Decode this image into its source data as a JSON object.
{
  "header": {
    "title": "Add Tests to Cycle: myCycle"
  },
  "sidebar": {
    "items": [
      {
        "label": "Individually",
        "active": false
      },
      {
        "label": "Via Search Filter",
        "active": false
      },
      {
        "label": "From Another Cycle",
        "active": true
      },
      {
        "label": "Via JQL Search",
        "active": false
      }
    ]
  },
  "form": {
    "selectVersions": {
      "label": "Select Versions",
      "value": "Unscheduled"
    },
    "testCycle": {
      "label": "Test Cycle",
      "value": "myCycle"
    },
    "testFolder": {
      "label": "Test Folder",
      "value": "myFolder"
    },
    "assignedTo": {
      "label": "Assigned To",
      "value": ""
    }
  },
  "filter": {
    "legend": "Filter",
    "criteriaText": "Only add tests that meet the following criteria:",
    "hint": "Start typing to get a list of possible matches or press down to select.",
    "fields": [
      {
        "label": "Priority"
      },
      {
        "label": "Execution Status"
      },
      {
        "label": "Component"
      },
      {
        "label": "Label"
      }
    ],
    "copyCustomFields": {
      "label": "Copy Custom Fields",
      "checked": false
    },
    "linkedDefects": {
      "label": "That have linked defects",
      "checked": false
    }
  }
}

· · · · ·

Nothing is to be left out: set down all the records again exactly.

Result for this exercise:
Decode this image into its source data as a JSON object.
{
  "header": {
    "title": "Add Tests to Cycle: myCycle"
  },
  "sidebar": {
    "items": [
      {
        "label": "Individually",
        "active": false
      },
      {
        "label": "Via Search Filter",
        "active": false
      },
      {
        "label": "From Another Cycle",
        "active": true
      },
      {
        "label": "Via JQL Search",
        "active": false
      }
    ]
  },
  "form": {
    "selectVersions": {
      "label": "Select Versions",
      "value": "Unscheduled"
    },
    "testCycle": {
      "label": "Test Cycle",
      "value": "myCycle"
    },
    "testFolder": {
      "label": "Test Folder",
      "value": "myFolder"
    },
    "assignedTo": {
      "label": "Assigned To",
      "value": ""
    }
  },
  "filter": {
    "legend": "Filter",
    "criteriaText": "Only add tests that meet the following criteria:",
    "hint": "Start typing to get a list of possible matches or press down to select.",
    "fields": [
      {
        "label": "Priority"
      },
      {
        "label": "Execution Status"
      },
      {
        "label": "Component"
      },
      {
        "label": "Label"
      }
    ],
    "copyCustomFields": {
      "label": "Copy Custom Fields",
      "checked": false
    },
    "linkedDefects": {
      "label": "That have linked defects",
      "checked": false
    }
  }
}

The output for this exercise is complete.